◆ Directions for this task
How many lines in the entries below include the word "drives"? Respond with the number only.

--------

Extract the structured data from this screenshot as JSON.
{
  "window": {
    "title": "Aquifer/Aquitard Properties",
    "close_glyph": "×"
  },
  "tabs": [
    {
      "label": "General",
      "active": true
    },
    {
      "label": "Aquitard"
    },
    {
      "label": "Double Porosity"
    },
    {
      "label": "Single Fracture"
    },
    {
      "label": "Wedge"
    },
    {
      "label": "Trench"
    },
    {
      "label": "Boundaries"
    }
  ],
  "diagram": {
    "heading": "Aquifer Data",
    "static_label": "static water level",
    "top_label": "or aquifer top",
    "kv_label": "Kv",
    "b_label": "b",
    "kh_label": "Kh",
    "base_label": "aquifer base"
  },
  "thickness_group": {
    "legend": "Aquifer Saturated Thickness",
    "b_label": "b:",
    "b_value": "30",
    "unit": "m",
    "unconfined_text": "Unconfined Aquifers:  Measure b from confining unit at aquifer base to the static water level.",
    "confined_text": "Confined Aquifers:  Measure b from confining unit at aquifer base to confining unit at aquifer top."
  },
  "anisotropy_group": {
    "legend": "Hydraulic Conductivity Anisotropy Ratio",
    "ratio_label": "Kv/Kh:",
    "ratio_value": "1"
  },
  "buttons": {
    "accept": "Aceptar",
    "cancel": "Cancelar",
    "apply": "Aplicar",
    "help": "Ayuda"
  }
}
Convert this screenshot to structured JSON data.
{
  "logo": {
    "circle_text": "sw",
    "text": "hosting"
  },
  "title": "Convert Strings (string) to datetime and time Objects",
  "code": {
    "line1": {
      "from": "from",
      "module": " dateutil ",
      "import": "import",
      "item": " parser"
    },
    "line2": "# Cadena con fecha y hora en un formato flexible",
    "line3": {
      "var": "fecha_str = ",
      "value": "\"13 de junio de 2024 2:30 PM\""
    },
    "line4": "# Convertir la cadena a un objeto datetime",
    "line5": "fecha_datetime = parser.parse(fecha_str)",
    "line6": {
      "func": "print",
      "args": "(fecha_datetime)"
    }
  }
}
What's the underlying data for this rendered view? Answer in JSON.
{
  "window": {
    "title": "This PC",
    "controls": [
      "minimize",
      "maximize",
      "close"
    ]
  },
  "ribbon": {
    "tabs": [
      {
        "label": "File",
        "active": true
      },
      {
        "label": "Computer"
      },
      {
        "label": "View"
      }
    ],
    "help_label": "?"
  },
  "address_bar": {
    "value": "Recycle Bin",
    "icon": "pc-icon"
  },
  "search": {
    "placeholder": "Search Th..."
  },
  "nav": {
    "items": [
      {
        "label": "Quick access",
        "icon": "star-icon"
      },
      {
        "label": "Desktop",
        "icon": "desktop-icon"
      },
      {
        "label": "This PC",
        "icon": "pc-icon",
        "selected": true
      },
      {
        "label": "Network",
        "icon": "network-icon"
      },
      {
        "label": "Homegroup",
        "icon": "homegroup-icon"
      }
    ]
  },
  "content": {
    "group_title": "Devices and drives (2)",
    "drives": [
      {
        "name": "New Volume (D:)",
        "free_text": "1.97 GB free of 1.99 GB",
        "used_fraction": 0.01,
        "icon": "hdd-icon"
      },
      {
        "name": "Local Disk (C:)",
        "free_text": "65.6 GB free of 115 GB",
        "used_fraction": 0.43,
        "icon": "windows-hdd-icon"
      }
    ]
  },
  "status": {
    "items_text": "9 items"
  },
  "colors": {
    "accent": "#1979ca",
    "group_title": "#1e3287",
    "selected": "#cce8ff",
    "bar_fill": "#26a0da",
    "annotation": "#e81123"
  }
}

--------

◆ Expected answer
2